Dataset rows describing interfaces
——————

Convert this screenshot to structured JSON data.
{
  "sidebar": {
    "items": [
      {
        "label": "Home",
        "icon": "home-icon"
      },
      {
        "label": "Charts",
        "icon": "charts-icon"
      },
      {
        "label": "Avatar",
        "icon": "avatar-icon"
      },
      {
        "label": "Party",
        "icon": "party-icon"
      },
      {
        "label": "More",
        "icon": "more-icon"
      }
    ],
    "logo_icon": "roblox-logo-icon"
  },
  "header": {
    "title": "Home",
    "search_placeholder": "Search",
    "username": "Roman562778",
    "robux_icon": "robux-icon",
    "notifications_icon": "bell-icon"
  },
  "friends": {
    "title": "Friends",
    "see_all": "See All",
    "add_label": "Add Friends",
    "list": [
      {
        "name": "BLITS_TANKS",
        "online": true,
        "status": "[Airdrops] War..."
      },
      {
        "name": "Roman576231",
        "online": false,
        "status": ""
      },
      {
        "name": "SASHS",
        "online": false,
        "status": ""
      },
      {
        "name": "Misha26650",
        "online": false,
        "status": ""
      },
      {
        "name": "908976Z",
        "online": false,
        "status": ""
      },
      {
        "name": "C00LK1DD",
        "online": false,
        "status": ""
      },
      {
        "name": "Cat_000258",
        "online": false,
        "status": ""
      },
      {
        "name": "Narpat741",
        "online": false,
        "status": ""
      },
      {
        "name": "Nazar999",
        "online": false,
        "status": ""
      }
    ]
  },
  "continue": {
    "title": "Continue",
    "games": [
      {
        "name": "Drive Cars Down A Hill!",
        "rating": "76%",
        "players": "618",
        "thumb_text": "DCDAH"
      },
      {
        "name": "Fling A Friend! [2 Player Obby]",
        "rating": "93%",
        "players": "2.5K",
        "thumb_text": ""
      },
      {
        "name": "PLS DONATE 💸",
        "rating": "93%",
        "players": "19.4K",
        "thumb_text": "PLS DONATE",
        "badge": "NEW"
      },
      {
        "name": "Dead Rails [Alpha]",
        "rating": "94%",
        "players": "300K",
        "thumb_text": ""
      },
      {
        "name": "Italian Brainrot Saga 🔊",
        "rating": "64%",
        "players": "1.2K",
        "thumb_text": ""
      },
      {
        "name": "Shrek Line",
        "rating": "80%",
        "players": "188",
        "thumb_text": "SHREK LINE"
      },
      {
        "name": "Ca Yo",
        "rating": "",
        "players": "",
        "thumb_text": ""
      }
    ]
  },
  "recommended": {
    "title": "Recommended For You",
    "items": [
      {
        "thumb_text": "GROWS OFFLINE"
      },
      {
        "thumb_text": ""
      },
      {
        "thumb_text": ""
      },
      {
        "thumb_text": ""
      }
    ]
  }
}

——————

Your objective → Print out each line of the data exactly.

Output for this exercise →
Convert this screenshot to structured JSON data.
{
  "sidebar": {
    "items": [
      {
        "label": "Home",
        "icon": "home-icon"
      },
      {
        "label": "Charts",
        "icon": "charts-icon"
      },
      {
        "label": "Avatar",
        "icon": "avatar-icon"
      },
      {
        "label": "Party",
        "icon": "party-icon"
      },
      {
        "label": "More",
        "icon": "more-icon"
      }
    ],
    "logo_icon": "roblox-logo-icon"
  },
  "header": {
    "title": "Home",
    "search_placeholder": "Search",
    "username": "Roman562778",
    "robux_icon": "robux-icon",
    "notifications_icon": "bell-icon"
  },
  "friends": {
    "title": "Friends",
    "see_all": "See All",
    "add_label": "Add Friends",
    "list": [
      {
        "name": "BLITS_TANKS",
        "online": true,
        "status": "[Airdrops] War..."
      },
      {
        "name": "Roman576231",
        "online": false,
        "status": ""
      },
      {
        "name": "SASHS",
        "online": false,
        "status": ""
      },
      {
        "name": "Misha26650",
        "online": false,
        "status": ""
      },
      {
        "name": "908976Z",
        "online": false,
        "status": ""
      },
      {
        "name": "C00LK1DD",
        "online": false,
        "status": ""
      },
      {
        "name": "Cat_000258",
        "online": false,
        "status": ""
      },
      {
        "name": "Narpat741",
        "online": false,
        "status": ""
      },
      {
        "name": "Nazar999",
        "online": false,
        "status": ""
      }
    ]
  },
  "continue": {
    "title": "Continue",
    "games": [
      {
        "name": "Drive Cars Down A Hill!",
        "rating": "76%",
        "players": "618",
        "thumb_text": "DCDAH"
      },
      {
        "name": "Fling A Friend! [2 Player Obby]",
        "rating": "93%",
        "players": "2.5K",
        "thumb_text": ""
      },
      {
        "name": "PLS DONATE 💸",
        "rating": "93%",
        "players": "19.4K",
        "thumb_text": "PLS DONATE",
        "badge": "NEW"
      },
      {
        "name": "Dead Rails [Alpha]",
        "rating": "94%",
        "players": "300K",
        "thumb_text": ""
      },
      {
        "name": "Italian Brainrot Saga 🔊",
        "rating": "64%",
        "players": "1.2K",
        "thumb_text": ""
      },
      {
        "name": "Shrek Line",
        "rating": "80%",
        "players": "188",
        "thumb_text": "SHREK LINE"
      },
      {
        "name": "Ca Yo",
        "rating": "",
        "players": "",
        "thumb_text": ""
      }
    ]
  },
  "recommended": {
    "title": "Recommended For You",
    "items": [
      {
        "thumb_text": "GROWS OFFLINE"
      },
      {
        "thumb_text": ""
      },
      {
        "thumb_text": ""
      },
      {
        "thumb_text": ""
      }
    ]
  }
}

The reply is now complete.